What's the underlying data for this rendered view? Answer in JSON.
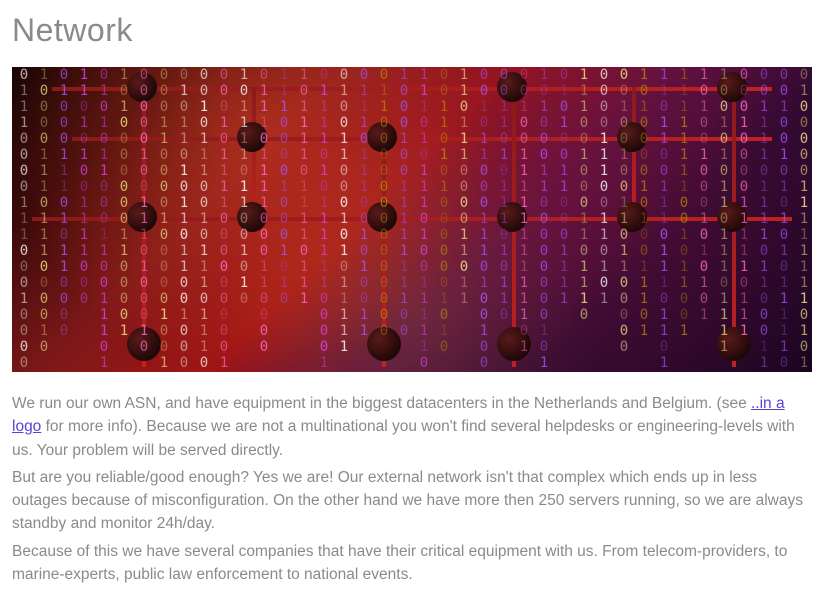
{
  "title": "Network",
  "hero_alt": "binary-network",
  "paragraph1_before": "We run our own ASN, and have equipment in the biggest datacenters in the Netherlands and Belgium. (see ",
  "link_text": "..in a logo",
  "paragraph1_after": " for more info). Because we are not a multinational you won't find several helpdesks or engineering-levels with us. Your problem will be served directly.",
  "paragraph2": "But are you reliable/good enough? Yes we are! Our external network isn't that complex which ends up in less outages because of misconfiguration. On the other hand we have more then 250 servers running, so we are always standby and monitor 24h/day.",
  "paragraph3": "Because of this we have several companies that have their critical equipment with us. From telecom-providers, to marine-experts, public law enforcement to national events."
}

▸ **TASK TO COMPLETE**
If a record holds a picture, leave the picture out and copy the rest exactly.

▸ **YOUR RESPONSE**
What's the underlying data for this rendered view? Answer in JSON.
{
  "title": "Network",
  "hero_alt": "binary-network",
  "paragraph1_before": "We run our own ASN, and have equipment in the biggest datacenters in the Netherlands and Belgium. (see ",
  "link_text": "..in a logo",
  "paragraph1_after": " for more info). Because we are not a multinational you won't find several helpdesks or engineering-levels with us. Your problem will be served directly.",
  "paragraph2": "But are you reliable/good enough? Yes we are! Our external network isn't that complex which ends up in less outages because of misconfiguration. On the other hand we have more then 250 servers running, so we are always standby and monitor 24h/day.",
  "paragraph3": "Because of this we have several companies that have their critical equipment with us. From telecom-providers, to marine-experts, public law enforcement to national events."
}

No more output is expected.